§ INSTRUCTIONS FOR THE TASK: The pictures stay out. Please retype every line below exactly.

#####

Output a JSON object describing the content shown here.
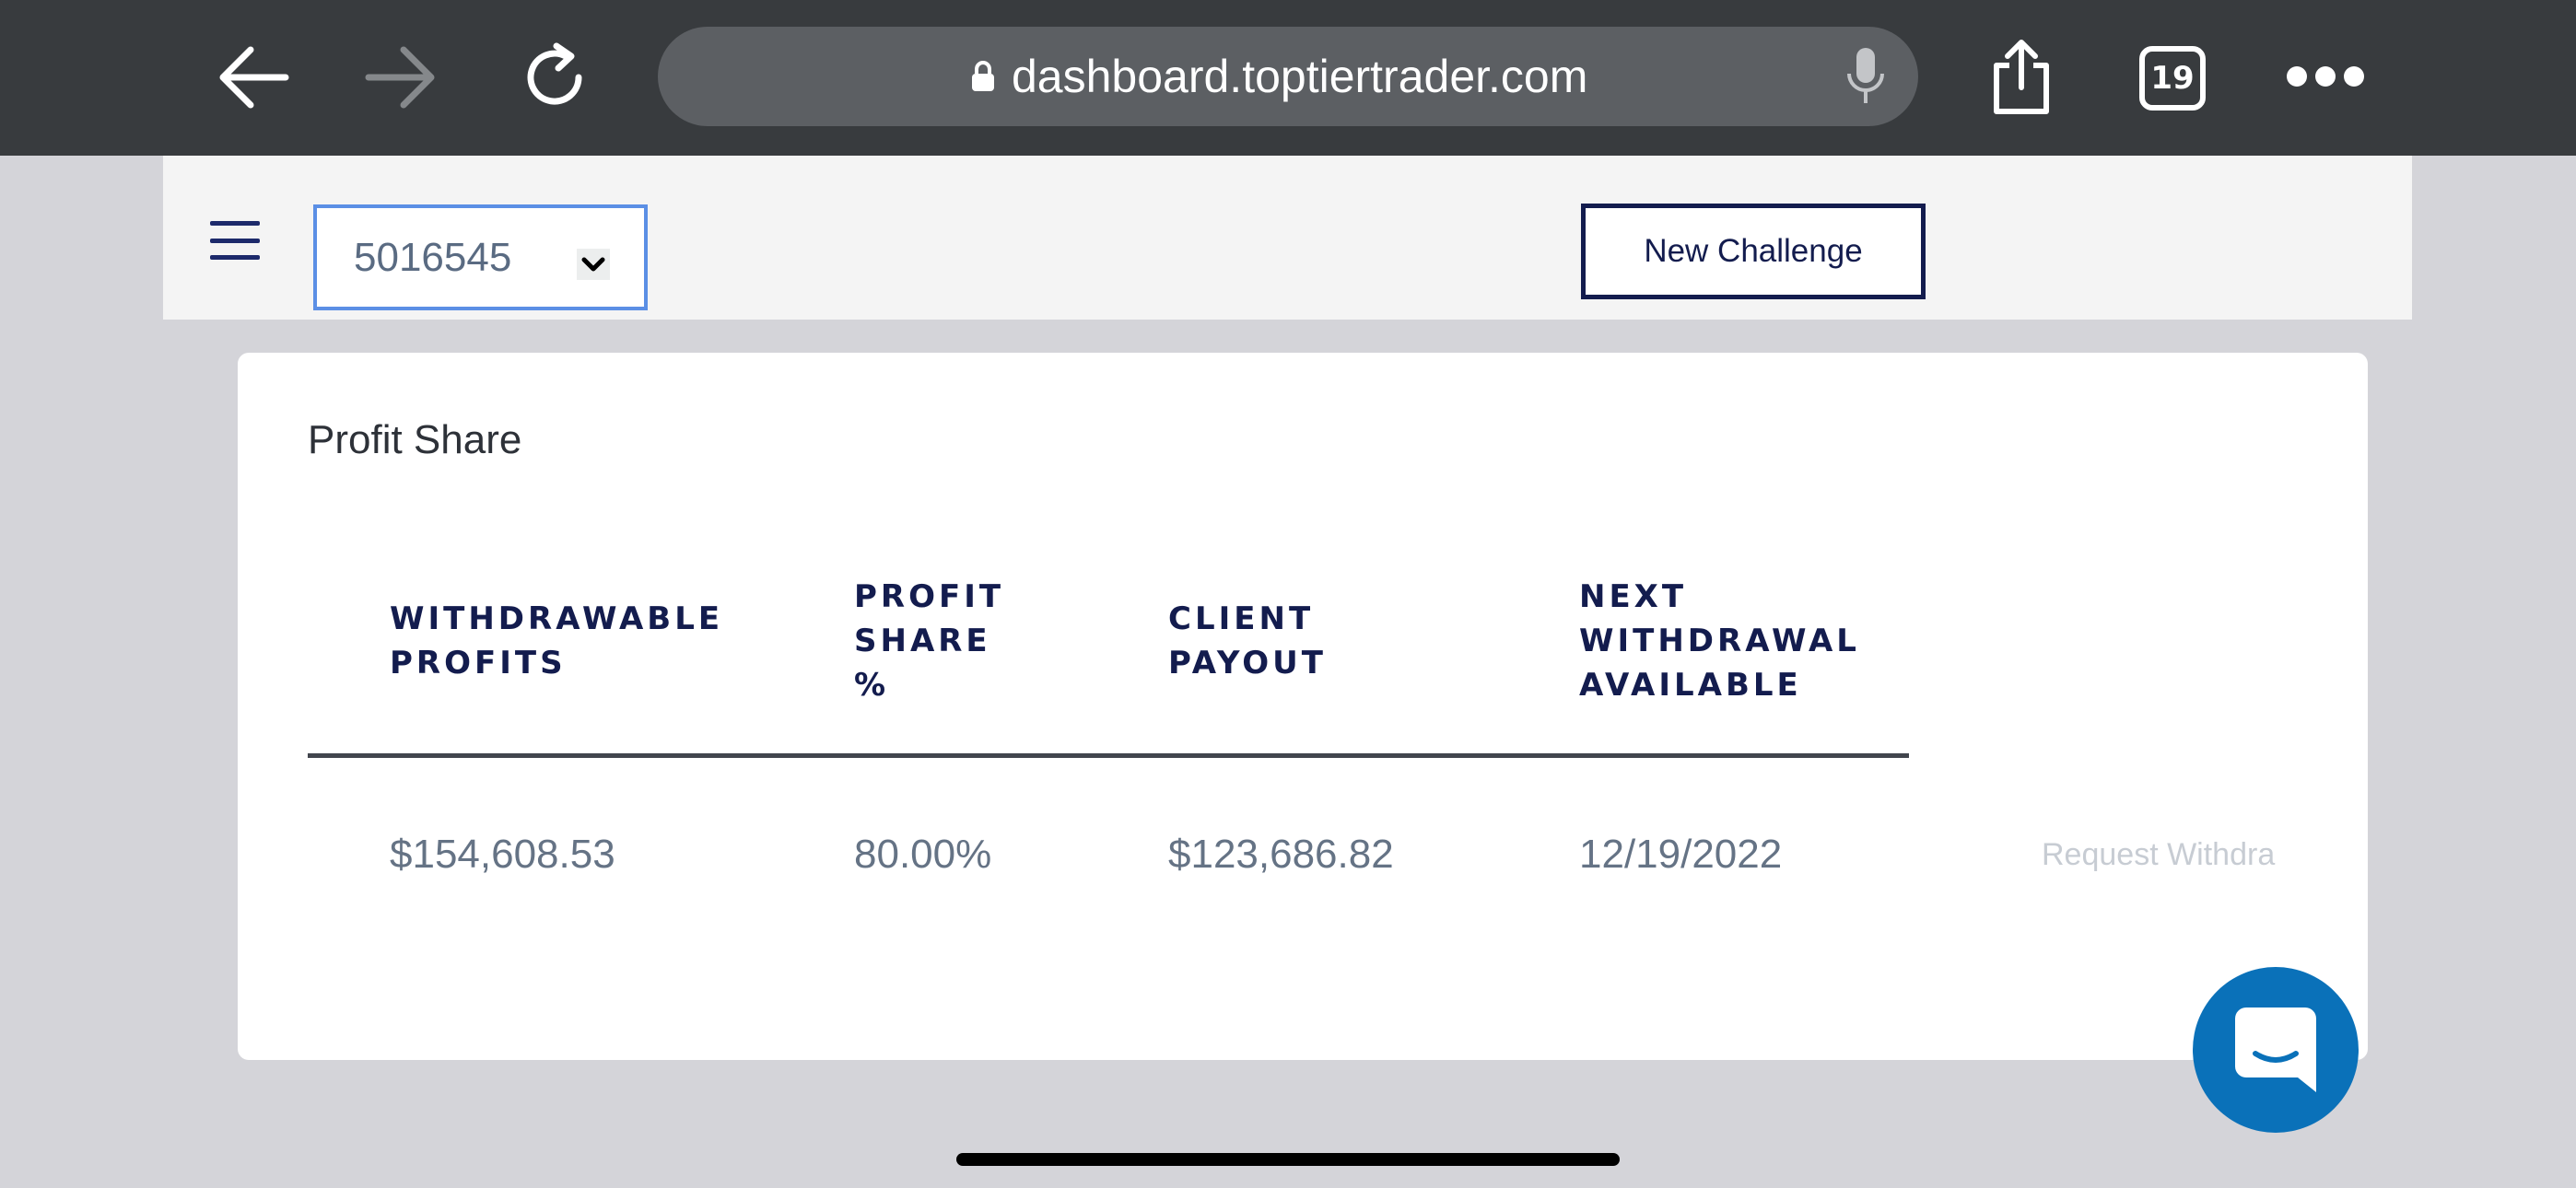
{
  "browser": {
    "url": "dashboard.toptiertrader.com",
    "tab_count": "19",
    "icons": [
      "back-icon",
      "forward-icon",
      "reload-icon",
      "lock-icon",
      "microphone-icon",
      "share-icon",
      "tabs-icon",
      "more-icon"
    ]
  },
  "header": {
    "account_number": "5016545",
    "new_challenge_label": "New Challenge"
  },
  "card": {
    "title": "Profit Share",
    "columns": [
      [
        "WITHDRAWABLE",
        "PROFITS"
      ],
      [
        "PROFIT",
        "SHARE",
        "%"
      ],
      [
        "CLIENT",
        "PAYOUT"
      ],
      [
        "NEXT",
        "WITHDRAWAL",
        "AVAILABLE"
      ]
    ],
    "row": {
      "withdrawable_profits": "$154,608.53",
      "profit_share_pct": "80.00%",
      "client_payout": "$123,686.82",
      "next_withdrawal": "12/19/2022"
    },
    "request_label": "Request Withdra"
  },
  "colors": {
    "navy": "#131c4e",
    "chat_blue": "#0a71b9",
    "select_border": "#5b8fe5"
  }
}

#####

§ OUTPUT FOR THIS EXERCISE:
Output a JSON object describing the content shown here.
{
  "browser": {
    "url": "dashboard.toptiertrader.com",
    "tab_count": "19",
    "icons": [
      "back-icon",
      "forward-icon",
      "reload-icon",
      "lock-icon",
      "microphone-icon",
      "share-icon",
      "tabs-icon",
      "more-icon"
    ]
  },
  "header": {
    "account_number": "5016545",
    "new_challenge_label": "New Challenge"
  },
  "card": {
    "title": "Profit Share",
    "columns": [
      [
        "WITHDRAWABLE",
        "PROFITS"
      ],
      [
        "PROFIT",
        "SHARE",
        "%"
      ],
      [
        "CLIENT",
        "PAYOUT"
      ],
      [
        "NEXT",
        "WITHDRAWAL",
        "AVAILABLE"
      ]
    ],
    "row": {
      "withdrawable_profits": "$154,608.53",
      "profit_share_pct": "80.00%",
      "client_payout": "$123,686.82",
      "next_withdrawal": "12/19/2022"
    },
    "request_label": "Request Withdra"
  },
  "colors": {
    "navy": "#131c4e",
    "chat_blue": "#0a71b9",
    "select_border": "#5b8fe5"
  }
}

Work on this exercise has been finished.